▶ [WHAT TO WORK ON] All of the data below should be printed again exactly, pictures excluded.

▶ [DATASET RECORDS]
⟨

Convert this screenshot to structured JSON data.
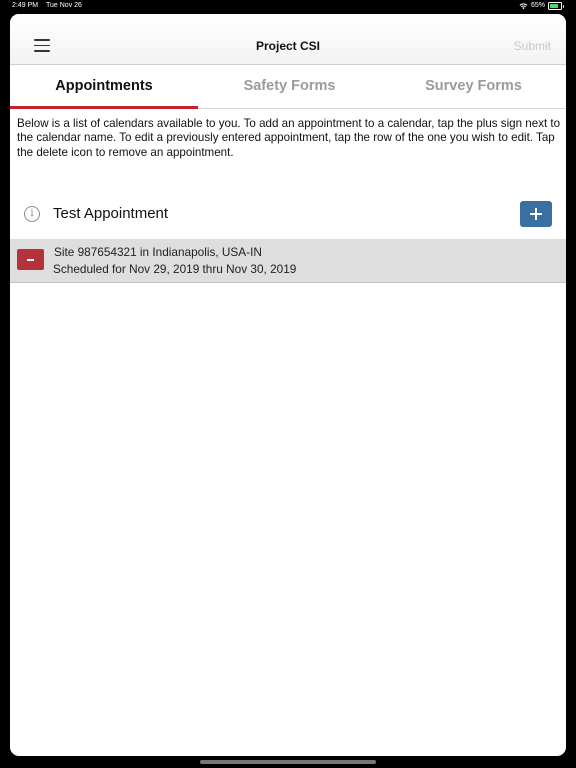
{
  "status_bar": {
    "time": "2:49 PM",
    "date": "Tue Nov 26",
    "battery": "65%",
    "battery_level": 0.65
  },
  "nav": {
    "title": "Project CSI",
    "submit_label": "Submit",
    "menu_icon": "hamburger-icon"
  },
  "tabs": [
    {
      "label": "Appointments",
      "active": true
    },
    {
      "label": "Safety Forms",
      "active": false
    },
    {
      "label": "Survey Forms",
      "active": false
    }
  ],
  "description": "Below is a list of calendars available to you. To add an appointment to a calendar, tap the plus sign next to the calendar name. To edit a previously entered appointment, tap the row of the one you wish to edit. Tap the delete icon to remove an appointment.",
  "calendar": {
    "name": "Test Appointment",
    "info_icon": "info-icon",
    "add_icon": "plus-icon",
    "appointments": [
      {
        "site": "Site 987654321 in Indianapolis, USA-IN",
        "schedule": "Scheduled for Nov 29, 2019 thru Nov 30, 2019",
        "delete_icon": "minus-icon"
      }
    ]
  },
  "colors": {
    "accent_red": "#c52228",
    "add_button_blue": "#3a6fa1",
    "delete_button_red": "#b4333a",
    "row_background": "#dedede"
  }
}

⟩

▶ [EXERCISE RESULT]
Convert this screenshot to structured JSON data.
{
  "status_bar": {
    "time": "2:49 PM",
    "date": "Tue Nov 26",
    "battery": "65%",
    "battery_level": 0.65
  },
  "nav": {
    "title": "Project CSI",
    "submit_label": "Submit",
    "menu_icon": "hamburger-icon"
  },
  "tabs": [
    {
      "label": "Appointments",
      "active": true
    },
    {
      "label": "Safety Forms",
      "active": false
    },
    {
      "label": "Survey Forms",
      "active": false
    }
  ],
  "description": "Below is a list of calendars available to you. To add an appointment to a calendar, tap the plus sign next to the calendar name. To edit a previously entered appointment, tap the row of the one you wish to edit. Tap the delete icon to remove an appointment.",
  "calendar": {
    "name": "Test Appointment",
    "info_icon": "info-icon",
    "add_icon": "plus-icon",
    "appointments": [
      {
        "site": "Site 987654321 in Indianapolis, USA-IN",
        "schedule": "Scheduled for Nov 29, 2019 thru Nov 30, 2019",
        "delete_icon": "minus-icon"
      }
    ]
  },
  "colors": {
    "accent_red": "#c52228",
    "add_button_blue": "#3a6fa1",
    "delete_button_red": "#b4333a",
    "row_background": "#dedede"
  }
}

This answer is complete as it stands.